Monday March 30, 2009 | 11 comments
Correct me if I am wrong, but I sense there is a perception out there among tea aficionados that anytime you take premium loose leaf tea, crush the leaves a bit, and force them through a pressurized machine, the resulting cup of tea would be less than drinkable.
The reality is that Teapresso is one of the best tea steepers I have ever had the pleasure of working with.
When I first started to experiment with the NT2 model at a teahouse in the Okanagan in British Columbia, I was primarily concerned with its ability to produce a concentrated tea shot that could mimic an espresso shot. I knew that if you could take premium loose leaf tea and extract all possible essence from the leaf in less than two minutes, you would have the ability to produce an endless array of tea-based beverages. Just think of the possibilities. Very cool indeed.
So, when Jarod at Jagasilk in Victoria BC posed the question to me, “How well does the Teapresso make just a straight-up cup of tea?”, I was pretty certain it would stand up to scrutiny.
I remember at the 2007 World Tea Expo, I was in the Klub booth when a stately looking Darjeeling estate owner saw me working the machine and became curious as to how well the unit could produce a cup of first flush Darjeeling tea. He disappeared momentarily and returned clutching a small foil bag of his top pick. He wanted me to make him a cup from the Teapresso. Nervously, I proceeded to make the eager man an eight-ounce cup of tea from the leaves provided. He moved in close to scrutinize the whole process. After a minute or so, I handed him what appeared to be a perfectly brewed cup of Darjeeling – at least from a color perspective.
He took a sip, paused a moment, then took another sip. A big smile opened up across his broad face. He informed me that it was indeed an excellent cup of tea – no bitterness, not over steeped, overflowing with flavor.
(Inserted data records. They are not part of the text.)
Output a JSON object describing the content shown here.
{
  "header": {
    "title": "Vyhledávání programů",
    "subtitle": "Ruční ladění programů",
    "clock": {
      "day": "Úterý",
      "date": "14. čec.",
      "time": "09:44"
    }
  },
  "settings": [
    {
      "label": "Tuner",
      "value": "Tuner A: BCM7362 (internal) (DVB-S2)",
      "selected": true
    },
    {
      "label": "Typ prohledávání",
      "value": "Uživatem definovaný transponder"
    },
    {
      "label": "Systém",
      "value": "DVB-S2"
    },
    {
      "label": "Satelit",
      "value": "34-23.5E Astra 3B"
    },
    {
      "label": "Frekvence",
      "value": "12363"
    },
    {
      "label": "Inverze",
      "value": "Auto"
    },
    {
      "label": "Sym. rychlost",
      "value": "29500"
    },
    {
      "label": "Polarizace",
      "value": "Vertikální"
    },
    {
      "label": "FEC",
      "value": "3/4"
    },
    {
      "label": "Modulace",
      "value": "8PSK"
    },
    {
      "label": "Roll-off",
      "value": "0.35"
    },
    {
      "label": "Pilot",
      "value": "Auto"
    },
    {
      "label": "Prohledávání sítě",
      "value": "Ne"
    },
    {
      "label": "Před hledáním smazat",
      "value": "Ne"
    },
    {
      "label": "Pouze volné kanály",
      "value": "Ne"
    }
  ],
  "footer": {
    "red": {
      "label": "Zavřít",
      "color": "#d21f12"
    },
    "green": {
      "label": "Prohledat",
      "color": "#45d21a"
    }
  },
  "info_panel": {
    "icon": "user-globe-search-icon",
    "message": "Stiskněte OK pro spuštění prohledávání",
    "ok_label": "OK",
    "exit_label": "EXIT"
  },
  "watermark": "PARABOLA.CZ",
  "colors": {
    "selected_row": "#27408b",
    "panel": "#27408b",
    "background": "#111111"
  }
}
Two years later, I again started to try high-end loose leaf teas brewed by the cup from the Teapresso. Jarod’s call came at an opportune time – I was traveling to Victoria to train tea bar staff on a new Teapresso I had installed in what is arguably Canada’s tea capital. Jarod and I agreed to meet at the tea bar in Oak Bay and try some very delicate and rare senchas and an array of other premium loose leaf teas. With tea bar staff looking on, Jarod and I, his Japanese partner, and another café owner, proceeded to make cup after cup of tea from the Teapresso. On the service counter beside the machine, we were brewing the same tea in a classic French press so we could do straight-across comparisons. The curiosity was palpable. Time and again, all concerned sided with the extraction from the Teapresso. The tea was smoother and more full bodied, and the subtleties in the leaf were more than evident. There was a distinct air of surprise and elation among the entire group when reality sunk in – the Teapresso indeed brewed a superior cup of tea – hands down.
If you recall some of the early Teapresso videos on YouTube, in Asia the bulk of the tea being served from Teapressos was tea to-go. I guess they knew well before we did that to achieve a great cup of tea every 1.5 minutes in a busy tea café environment, a Teapresso is one of the few methods available today. I have always been a staunch advocate of serving the customer the best possible cup of tea in the quickest fashion – especially in busy café environments.
The mechanics behind how the Teapresso accomplishes the task of extracting all the essence from the leaf are a result of correct temperature and water pressure being forced through the group head on the machine. The tea leaves sit inside a porta filter, which then attaches to a standard group head. As the leaves get sprayed with water from the group head, 130 psi of pressure force the essence of the leaf through the porta filter and into the cup. It is this pressure that separates all the other methods of brewing tea from the Teapresso. The result is one of the best cups of tea I have ever tasted. It’s that simple.
I suggest to you that whenever you get the chance to try your favorite tea extracted from a Teapresso by someone who knows how to use one properly, you should jump all over it. It will allow you to judge for yourself the results.
Hopefully, I will be behind the machine. Happy sipping.